Information supplied

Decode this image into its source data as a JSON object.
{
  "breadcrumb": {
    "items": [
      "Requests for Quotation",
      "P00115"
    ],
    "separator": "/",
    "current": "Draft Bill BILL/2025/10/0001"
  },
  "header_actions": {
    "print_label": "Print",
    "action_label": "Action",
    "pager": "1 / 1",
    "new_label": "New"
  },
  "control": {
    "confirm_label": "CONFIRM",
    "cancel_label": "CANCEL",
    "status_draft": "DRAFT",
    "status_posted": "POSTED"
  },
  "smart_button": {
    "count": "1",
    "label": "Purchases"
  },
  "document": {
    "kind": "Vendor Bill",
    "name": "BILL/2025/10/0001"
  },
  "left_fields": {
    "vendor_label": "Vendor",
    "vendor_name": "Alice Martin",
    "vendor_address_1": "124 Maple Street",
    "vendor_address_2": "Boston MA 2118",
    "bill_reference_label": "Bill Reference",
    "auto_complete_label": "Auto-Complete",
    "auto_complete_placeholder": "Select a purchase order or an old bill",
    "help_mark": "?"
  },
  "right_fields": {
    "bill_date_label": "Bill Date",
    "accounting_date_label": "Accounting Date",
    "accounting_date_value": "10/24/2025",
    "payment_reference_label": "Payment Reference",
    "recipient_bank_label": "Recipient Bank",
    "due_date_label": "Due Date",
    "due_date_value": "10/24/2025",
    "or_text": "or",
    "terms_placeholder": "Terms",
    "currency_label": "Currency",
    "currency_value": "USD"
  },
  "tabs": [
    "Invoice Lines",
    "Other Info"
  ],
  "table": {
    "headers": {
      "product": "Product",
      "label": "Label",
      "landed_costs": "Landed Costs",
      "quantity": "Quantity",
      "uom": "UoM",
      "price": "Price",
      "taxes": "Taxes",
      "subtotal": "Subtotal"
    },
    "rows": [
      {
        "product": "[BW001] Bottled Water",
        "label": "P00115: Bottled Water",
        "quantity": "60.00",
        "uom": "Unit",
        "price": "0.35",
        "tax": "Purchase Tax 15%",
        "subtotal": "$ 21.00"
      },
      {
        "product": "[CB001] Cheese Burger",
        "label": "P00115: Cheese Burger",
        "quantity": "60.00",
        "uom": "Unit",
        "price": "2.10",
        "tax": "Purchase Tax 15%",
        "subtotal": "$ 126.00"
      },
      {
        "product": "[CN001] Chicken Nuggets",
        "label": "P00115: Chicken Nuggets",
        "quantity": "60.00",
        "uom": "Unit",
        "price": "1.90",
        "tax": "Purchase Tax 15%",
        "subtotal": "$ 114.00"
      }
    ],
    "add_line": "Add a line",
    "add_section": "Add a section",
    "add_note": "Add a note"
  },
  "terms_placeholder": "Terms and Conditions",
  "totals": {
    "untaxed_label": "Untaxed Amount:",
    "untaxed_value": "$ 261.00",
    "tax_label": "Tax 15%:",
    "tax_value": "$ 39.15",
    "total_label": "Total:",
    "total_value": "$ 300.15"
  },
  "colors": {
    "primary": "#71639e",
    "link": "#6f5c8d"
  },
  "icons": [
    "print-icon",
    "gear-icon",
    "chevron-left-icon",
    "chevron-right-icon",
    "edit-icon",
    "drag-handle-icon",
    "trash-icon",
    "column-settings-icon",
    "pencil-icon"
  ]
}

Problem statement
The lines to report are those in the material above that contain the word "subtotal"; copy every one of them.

Response to the task
      "subtotal": "Subtotal"
        "subtotal": "$ 21.00"
        "subtotal": "$ 126.00"
        "subtotal": "$ 114.00"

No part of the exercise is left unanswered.